* **Provided material**:
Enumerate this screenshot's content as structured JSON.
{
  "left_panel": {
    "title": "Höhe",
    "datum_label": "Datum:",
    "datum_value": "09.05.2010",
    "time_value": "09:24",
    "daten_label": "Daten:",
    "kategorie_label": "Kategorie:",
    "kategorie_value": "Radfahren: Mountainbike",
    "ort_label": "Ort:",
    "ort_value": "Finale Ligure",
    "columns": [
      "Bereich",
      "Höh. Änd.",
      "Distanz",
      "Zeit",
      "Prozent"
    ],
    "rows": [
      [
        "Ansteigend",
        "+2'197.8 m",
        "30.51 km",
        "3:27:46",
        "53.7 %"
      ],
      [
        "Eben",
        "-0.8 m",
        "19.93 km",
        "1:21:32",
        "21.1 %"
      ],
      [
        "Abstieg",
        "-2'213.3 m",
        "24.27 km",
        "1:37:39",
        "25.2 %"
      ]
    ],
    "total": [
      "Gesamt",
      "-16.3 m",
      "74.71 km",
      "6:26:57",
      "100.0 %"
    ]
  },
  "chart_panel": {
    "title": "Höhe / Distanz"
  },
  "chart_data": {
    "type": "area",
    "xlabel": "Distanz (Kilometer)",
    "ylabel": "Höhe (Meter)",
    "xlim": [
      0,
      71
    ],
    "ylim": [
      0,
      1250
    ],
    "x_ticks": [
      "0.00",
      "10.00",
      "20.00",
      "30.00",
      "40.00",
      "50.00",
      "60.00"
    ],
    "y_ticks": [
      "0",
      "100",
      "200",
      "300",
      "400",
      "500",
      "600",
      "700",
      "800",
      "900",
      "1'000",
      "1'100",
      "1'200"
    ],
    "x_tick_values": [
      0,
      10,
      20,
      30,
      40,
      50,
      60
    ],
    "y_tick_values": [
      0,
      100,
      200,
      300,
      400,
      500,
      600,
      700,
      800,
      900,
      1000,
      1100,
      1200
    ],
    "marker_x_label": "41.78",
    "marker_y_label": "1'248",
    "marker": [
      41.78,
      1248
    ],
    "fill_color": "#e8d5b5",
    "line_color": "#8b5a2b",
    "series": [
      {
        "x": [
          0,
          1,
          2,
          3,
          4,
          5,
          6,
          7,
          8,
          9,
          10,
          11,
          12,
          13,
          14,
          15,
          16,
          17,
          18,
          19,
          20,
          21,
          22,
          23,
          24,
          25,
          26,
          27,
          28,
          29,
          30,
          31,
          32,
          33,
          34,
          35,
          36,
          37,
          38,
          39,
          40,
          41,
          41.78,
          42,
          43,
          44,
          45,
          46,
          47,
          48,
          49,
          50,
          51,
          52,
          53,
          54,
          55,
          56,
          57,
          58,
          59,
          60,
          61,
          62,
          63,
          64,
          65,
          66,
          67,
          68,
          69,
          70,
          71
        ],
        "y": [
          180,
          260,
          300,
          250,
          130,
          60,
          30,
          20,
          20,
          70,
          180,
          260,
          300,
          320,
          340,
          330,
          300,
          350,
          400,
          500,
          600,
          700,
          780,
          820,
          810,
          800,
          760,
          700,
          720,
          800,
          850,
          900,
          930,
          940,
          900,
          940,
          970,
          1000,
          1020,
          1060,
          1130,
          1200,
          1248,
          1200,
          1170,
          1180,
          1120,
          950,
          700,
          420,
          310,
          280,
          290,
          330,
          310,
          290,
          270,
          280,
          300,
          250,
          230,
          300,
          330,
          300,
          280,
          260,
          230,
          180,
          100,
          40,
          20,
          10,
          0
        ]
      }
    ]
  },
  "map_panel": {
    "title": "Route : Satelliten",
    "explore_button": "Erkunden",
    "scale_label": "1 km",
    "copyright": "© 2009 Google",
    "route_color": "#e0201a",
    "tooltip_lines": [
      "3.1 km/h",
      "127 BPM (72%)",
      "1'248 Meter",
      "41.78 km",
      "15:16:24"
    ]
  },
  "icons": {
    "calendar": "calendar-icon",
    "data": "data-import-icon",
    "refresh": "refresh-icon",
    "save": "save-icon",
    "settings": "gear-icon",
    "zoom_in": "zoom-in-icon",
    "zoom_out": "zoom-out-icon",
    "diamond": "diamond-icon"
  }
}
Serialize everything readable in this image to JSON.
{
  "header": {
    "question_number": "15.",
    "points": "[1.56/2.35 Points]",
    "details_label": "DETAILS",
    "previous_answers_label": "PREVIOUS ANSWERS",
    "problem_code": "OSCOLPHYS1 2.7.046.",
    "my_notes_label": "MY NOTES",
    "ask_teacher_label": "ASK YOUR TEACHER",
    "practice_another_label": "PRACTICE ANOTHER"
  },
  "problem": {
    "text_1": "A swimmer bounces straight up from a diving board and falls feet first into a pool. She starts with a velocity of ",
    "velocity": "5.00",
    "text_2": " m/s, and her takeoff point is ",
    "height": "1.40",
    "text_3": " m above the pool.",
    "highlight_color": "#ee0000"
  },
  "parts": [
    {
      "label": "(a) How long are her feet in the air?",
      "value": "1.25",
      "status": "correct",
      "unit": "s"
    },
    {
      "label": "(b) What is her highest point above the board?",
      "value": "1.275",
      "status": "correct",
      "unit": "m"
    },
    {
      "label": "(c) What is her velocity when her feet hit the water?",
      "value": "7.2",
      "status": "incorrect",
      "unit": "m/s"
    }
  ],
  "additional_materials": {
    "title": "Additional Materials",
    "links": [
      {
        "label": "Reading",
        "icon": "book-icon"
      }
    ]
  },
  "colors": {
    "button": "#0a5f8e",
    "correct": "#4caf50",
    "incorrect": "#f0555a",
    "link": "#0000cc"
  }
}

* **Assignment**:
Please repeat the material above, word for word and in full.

* **Task solution**:
Enumerate this screenshot's content as structured JSON.
{
  "left_panel": {
    "title": "Höhe",
    "datum_label": "Datum:",
    "datum_value": "09.05.2010",
    "time_value": "09:24",
    "daten_label": "Daten:",
    "kategorie_label": "Kategorie:",
    "kategorie_value": "Radfahren: Mountainbike",
    "ort_label": "Ort:",
    "ort_value": "Finale Ligure",
    "columns": [
      "Bereich",
      "Höh. Änd.",
      "Distanz",
      "Zeit",
      "Prozent"
    ],
    "rows": [
      [
        "Ansteigend",
        "+2'197.8 m",
        "30.51 km",
        "3:27:46",
        "53.7 %"
      ],
      [
        "Eben",
        "-0.8 m",
        "19.93 km",
        "1:21:32",
        "21.1 %"
      ],
      [
        "Abstieg",
        "-2'213.3 m",
        "24.27 km",
        "1:37:39",
        "25.2 %"
      ]
    ],
    "total": [
      "Gesamt",
      "-16.3 m",
      "74.71 km",
      "6:26:57",
      "100.0 %"
    ]
  },
  "chart_panel": {
    "title": "Höhe / Distanz"
  },
  "chart_data": {
    "type": "area",
    "xlabel": "Distanz (Kilometer)",
    "ylabel": "Höhe (Meter)",
    "xlim": [
      0,
      71
    ],
    "ylim": [
      0,
      1250
    ],
    "x_ticks": [
      "0.00",
      "10.00",
      "20.00",
      "30.00",
      "40.00",
      "50.00",
      "60.00"
    ],
    "y_ticks": [
      "0",
      "100",
      "200",
      "300",
      "400",
      "500",
      "600",
      "700",
      "800",
      "900",
      "1'000",
      "1'100",
      "1'200"
    ],
    "x_tick_values": [
      0,
      10,
      20,
      30,
      40,
      50,
      60
    ],
    "y_tick_values": [
      0,
      100,
      200,
      300,
      400,
      500,
      600,
      700,
      800,
      900,
      1000,
      1100,
      1200
    ],
    "marker_x_label": "41.78",
    "marker_y_label": "1'248",
    "marker": [
      41.78,
      1248
    ],
    "fill_color": "#e8d5b5",
    "line_color": "#8b5a2b",
    "series": [
      {
        "x": [
          0,
          1,
          2,
          3,
          4,
          5,
          6,
          7,
          8,
          9,
          10,
          11,
          12,
          13,
          14,
          15,
          16,
          17,
          18,
          19,
          20,
          21,
          22,
          23,
          24,
          25,
          26,
          27,
          28,
          29,
          30,
          31,
          32,
          33,
          34,
          35,
          36,
          37,
          38,
          39,
          40,
          41,
          41.78,
          42,
          43,
          44,
          45,
          46,
          47,
          48,
          49,
          50,
          51,
          52,
          53,
          54,
          55,
          56,
          57,
          58,
          59,
          60,
          61,
          62,
          63,
          64,
          65,
          66,
          67,
          68,
          69,
          70,
          71
        ],
        "y": [
          180,
          260,
          300,
          250,
          130,
          60,
          30,
          20,
          20,
          70,
          180,
          260,
          300,
          320,
          340,
          330,
          300,
          350,
          400,
          500,
          600,
          700,
          780,
          820,
          810,
          800,
          760,
          700,
          720,
          800,
          850,
          900,
          930,
          940,
          900,
          940,
          970,
          1000,
          1020,
          1060,
          1130,
          1200,
          1248,
          1200,
          1170,
          1180,
          1120,
          950,
          700,
          420,
          310,
          280,
          290,
          330,
          310,
          290,
          270,
          280,
          300,
          250,
          230,
          300,
          330,
          300,
          280,
          260,
          230,
          180,
          100,
          40,
          20,
          10,
          0
        ]
      }
    ]
  },
  "map_panel": {
    "title": "Route : Satelliten",
    "explore_button": "Erkunden",
    "scale_label": "1 km",
    "copyright": "© 2009 Google",
    "route_color": "#e0201a",
    "tooltip_lines": [
      "3.1 km/h",
      "127 BPM (72%)",
      "1'248 Meter",
      "41.78 km",
      "15:16:24"
    ]
  },
  "icons": {
    "calendar": "calendar-icon",
    "data": "data-import-icon",
    "refresh": "refresh-icon",
    "save": "save-icon",
    "settings": "gear-icon",
    "zoom_in": "zoom-in-icon",
    "zoom_out": "zoom-out-icon",
    "diamond": "diamond-icon"
  }
}
Serialize everything readable in this image to JSON.
{
  "header": {
    "question_number": "15.",
    "points": "[1.56/2.35 Points]",
    "details_label": "DETAILS",
    "previous_answers_label": "PREVIOUS ANSWERS",
    "problem_code": "OSCOLPHYS1 2.7.046.",
    "my_notes_label": "MY NOTES",
    "ask_teacher_label": "ASK YOUR TEACHER",
    "practice_another_label": "PRACTICE ANOTHER"
  },
  "problem": {
    "text_1": "A swimmer bounces straight up from a diving board and falls feet first into a pool. She starts with a velocity of ",
    "velocity": "5.00",
    "text_2": " m/s, and her takeoff point is ",
    "height": "1.40",
    "text_3": " m above the pool.",
    "highlight_color": "#ee0000"
  },
  "parts": [
    {
      "label": "(a) How long are her feet in the air?",
      "value": "1.25",
      "status": "correct",
      "unit": "s"
    },
    {
      "label": "(b) What is her highest point above the board?",
      "value": "1.275",
      "status": "correct",
      "unit": "m"
    },
    {
      "label": "(c) What is her velocity when her feet hit the water?",
      "value": "7.2",
      "status": "incorrect",
      "unit": "m/s"
    }
  ],
  "additional_materials": {
    "title": "Additional Materials",
    "links": [
      {
        "label": "Reading",
        "icon": "book-icon"
      }
    ]
  },
  "colors": {
    "button": "#0a5f8e",
    "correct": "#4caf50",
    "incorrect": "#f0555a",
    "link": "#0000cc"
  }
}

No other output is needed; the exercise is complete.